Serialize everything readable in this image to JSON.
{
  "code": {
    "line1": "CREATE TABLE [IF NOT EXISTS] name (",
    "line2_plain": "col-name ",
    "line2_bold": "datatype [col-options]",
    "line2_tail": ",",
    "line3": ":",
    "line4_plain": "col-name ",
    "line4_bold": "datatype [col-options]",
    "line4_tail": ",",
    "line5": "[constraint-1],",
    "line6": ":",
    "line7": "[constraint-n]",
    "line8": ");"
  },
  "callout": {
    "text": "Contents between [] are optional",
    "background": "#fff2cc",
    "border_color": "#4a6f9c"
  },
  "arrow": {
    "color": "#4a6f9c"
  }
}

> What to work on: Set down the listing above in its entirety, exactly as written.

> Solution for this exercise:
Serialize everything readable in this image to JSON.
{
  "code": {
    "line1": "CREATE TABLE [IF NOT EXISTS] name (",
    "line2_plain": "col-name ",
    "line2_bold": "datatype [col-options]",
    "line2_tail": ",",
    "line3": ":",
    "line4_plain": "col-name ",
    "line4_bold": "datatype [col-options]",
    "line4_tail": ",",
    "line5": "[constraint-1],",
    "line6": ":",
    "line7": "[constraint-n]",
    "line8": ");"
  },
  "callout": {
    "text": "Contents between [] are optional",
    "background": "#fff2cc",
    "border_color": "#4a6f9c"
  },
  "arrow": {
    "color": "#4a6f9c"
  }
}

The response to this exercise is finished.